S. Sieri of National Cancer Institute in Via Venezian, Milan, Italy, and colleagues conducted the study and found women in the highest quintile of dietary glycemic load were 45% more likely than those in the lowest quintile to be diagnosed with breast cancer.
Theoretically, a high glycemic index or glycemic load diet may increase risk of breast cancer because a high glycemic load diet demand high production of insulin alongside which the insulin-like growth factor axis is triggered to produce growth hormones, which promote cancer growth.
The current study was intended to examine the association between dietary glycemic index and glycemic load and breast cancer risk in Italian women who participated in the European Prospective Investigation into Cancer and Nutrition (EPIC).
For the study, participants were surveyed for dietary information on glycemic index and glycemic load of their diets. During a 11-year follow-up, 879 breast cancer (797 invasive and 82 in situ) cases were recorded.
Although high dietary glycemic load was associated with 45% increased breast cancer risk, dietary glycemic index and total carbohydrate were not associated with the risk. The negative association was not modified by menopause status nor body mass index.
The researchers concluded "in a Mediterranean population characterized by traditionally high and varied carbohydrate intake, a diet high in GL (glycemic load) plays a role in the development of breast cancer."
The same sets of data were also analyzed by a larger group and the results published in a recent issue of the American Journal of Clinical Nutrition showed that a high glycemic load diet and carbohydrate intake were positively associated with an increased (by 45% to 65%) risk of developing ER- and ER-/PR- breast cancer among postmenopausal women. A diet with high glycemic load and high intake of carbohydrates were not associated with ER+ breast cancer.
Glycemic index (GI) indicates how fast the food or diet releases glucose into the blood whereas glycemic load is the total of sugar that can be released from a food or diet. The study suggests that eating too much starch food and sugar (which have a high glycemic load) may increase risk of breast cancer.
Breast cancer is diagnosed in 2012 in more than 230,000 women in the U.S. and the disease is expected to kill about 37,000 in 2012 in the country, according to the National Cancer Institute.
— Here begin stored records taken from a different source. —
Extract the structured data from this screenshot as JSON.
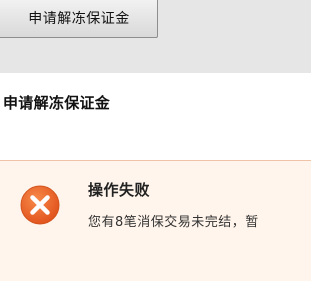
{
  "top_button": {
    "label": "申请解冻保证金"
  },
  "section": {
    "title": "申请解冻保证金"
  },
  "alert": {
    "type": "error",
    "icon": "error-x-circle-icon",
    "heading": "操作失败",
    "message": "您有8笔消保交易未完结，暂",
    "colors": {
      "icon": "#e8561e",
      "background": "#fff5ec",
      "border": "#f0c2a6"
    }
  }
}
A couple of things women can do to reduce risk of breast cancer are avoiding medical radiation used in diagnostics and treatments, and hormone replacement therapy, according to an authoritative organization. Taking vitamin D supplements can be one of most effective protective measures against breast cancer, according to numerous studies.